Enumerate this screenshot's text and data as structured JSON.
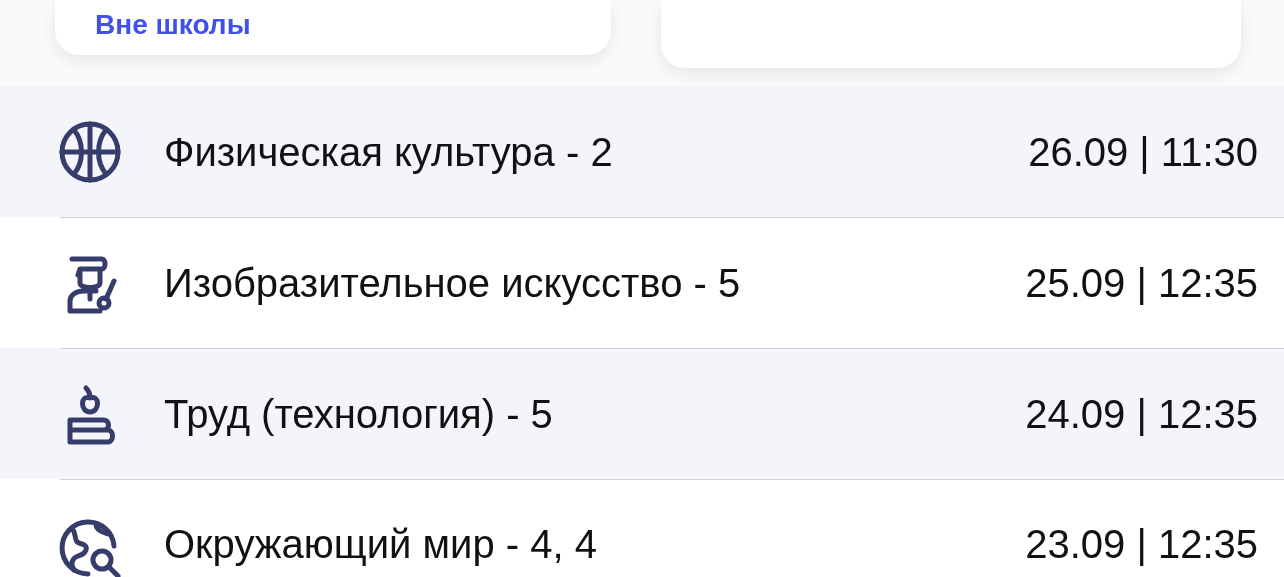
{
  "outside_link": "Вне школы",
  "grades": [
    {
      "kind": "basketball",
      "subject": "Физическая культура - 2",
      "datetime": "26.09 | 11:30"
    },
    {
      "kind": "painter",
      "subject": "Изобразительное искусство - 5",
      "datetime": "25.09 | 12:35"
    },
    {
      "kind": "books",
      "subject": "Труд (технология) - 5",
      "datetime": "24.09 | 12:35"
    },
    {
      "kind": "globe",
      "subject": "Окружающий мир - 4, 4",
      "datetime": "23.09 | 12:35"
    }
  ]
}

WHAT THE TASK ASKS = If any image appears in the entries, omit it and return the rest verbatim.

EXERCISE SOLUTION =
Enumerate this screenshot's text and data as structured JSON.
{
  "outside_link": "Вне школы",
  "grades": [
    {
      "kind": "basketball",
      "subject": "Физическая культура - 2",
      "datetime": "26.09 | 11:30"
    },
    {
      "kind": "painter",
      "subject": "Изобразительное искусство - 5",
      "datetime": "25.09 | 12:35"
    },
    {
      "kind": "books",
      "subject": "Труд (технология) - 5",
      "datetime": "24.09 | 12:35"
    },
    {
      "kind": "globe",
      "subject": "Окружающий мир - 4, 4",
      "datetime": "23.09 | 12:35"
    }
  ]
}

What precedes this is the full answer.